Digital Game Recommendations Pt. 4

Last year I wrote 3 posts with digital puzzle game recommendations:

  1. Narrative-driven puzzle games

  2. Puzzle Platformer games

  3. Puzzle-centric games

Since then I've played several other noteworthy games and thought they warranted a new post, especially with so many folks being stuck indoors these days. You may notice I left out the word "puzzle" in the title of this post, and that is because the first item on the list is Slay the Spire.

Slay the Spire

Available on: Nintendo Switch, PlayStation 4, Windows, Xbox One, Mac, Linux

What is it?

This is not a puzzle game, but if you like puzzles you may enjoy it. Though I warn you now: it is addicting as heck. Slay the Spire is a strategic deck-builder with turn-based combat where you battle monsters by creating synergies using different cards. If that doesn’t sound super unique or exciting, allow me to admit that I’ve sunk in dozens and dozens of hours into this game - it’s great.

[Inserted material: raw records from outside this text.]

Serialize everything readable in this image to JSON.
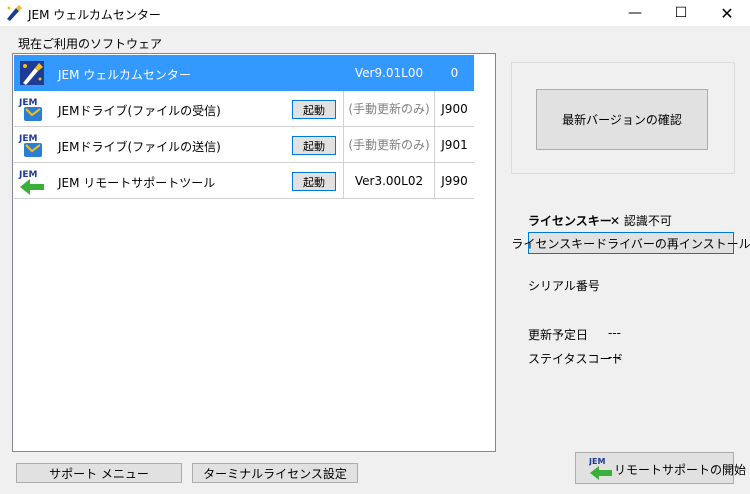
{
  "window": {
    "title": "JEM ウェルカムセンター",
    "minimize_glyph": "—",
    "maximize_glyph": "☐",
    "close_glyph": "✕"
  },
  "main": {
    "section_label": "現在ご利用のソフトウェア",
    "rows": [
      {
        "name": "JEM ウェルカムセンター",
        "version": "Ver9.01L00",
        "code": "0",
        "icon": "jem-wizard-icon"
      },
      {
        "name": "JEMドライブ(ファイルの受信)",
        "launch_label": "起動",
        "version": "(手動更新のみ)",
        "code": "J900",
        "icon": "jem-drive-icon"
      },
      {
        "name": "JEMドライブ(ファイルの送信)",
        "launch_label": "起動",
        "version": "(手動更新のみ)",
        "code": "J901",
        "icon": "jem-drive-icon"
      },
      {
        "name": "JEM リモートサポートツール",
        "launch_label": "起動",
        "version": "Ver3.00L02",
        "code": "J990",
        "icon": "jem-remote-icon"
      }
    ]
  },
  "bottom": {
    "support_menu_label": "サポート メニュー",
    "terminal_license_label": "ターミナルライセンス設定"
  },
  "update": {
    "check_label": "最新バージョンの確認"
  },
  "license": {
    "key_label": "ライセンスキー",
    "status": "✕ 認識不可",
    "reinstall_label": "ライセンスキードライバーの再インストール"
  },
  "info": {
    "serial_label": "シリアル番号",
    "renewal_label": "更新予定日",
    "renewal_value": "---",
    "status_code_label": "ステイタスコード",
    "status_code_value": "---"
  },
  "remote": {
    "start_label": "リモートサポートの開始",
    "icon_text": "JEM"
  },
  "colors": {
    "selection": "#3399ff",
    "focus_border": "#0078d7",
    "jem_blue": "#1e3c96"
  }
}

Why play?

  • There are 4 characters to play with, each with different abilities and different sets of available cards. You can put together many different synergies with each character’s cards, so while the monsters don’t have a ton of variety, there are many strategies to victory, which keeps the game interesting.

  • When you first start out, there are lots of items to unlock, and if you’ve beaten the final boss you can always give yourself an extra challenge by starting to ascend to higher levels.

  • There are daily challenges and custom setups you can put together, plus some ridiculous trophies to win (like having 99 strength, etc.) There is a lot of replay value, which is good since a full run through (for me) takes an average of about 2 hours.

The Vanishing of Ethan Carter

Available on: PlayStation 4, Nintendo Switch, Xbox One, Windows

What is it?

The Vanishing of Ethan Carter is a narrative-driven puzzle game in which the player investigates a series of events that led to the disappearance of a boy. The focus of the game is on exploration and discovery, and puzzles mostly involve reconstructing sequences of events from the past. The world is a bit large for the amount of content, and walking across long stretches of nothing became a bit tedious at times, but there are enough cues and guidance to keep it from being frustrating.

Why play?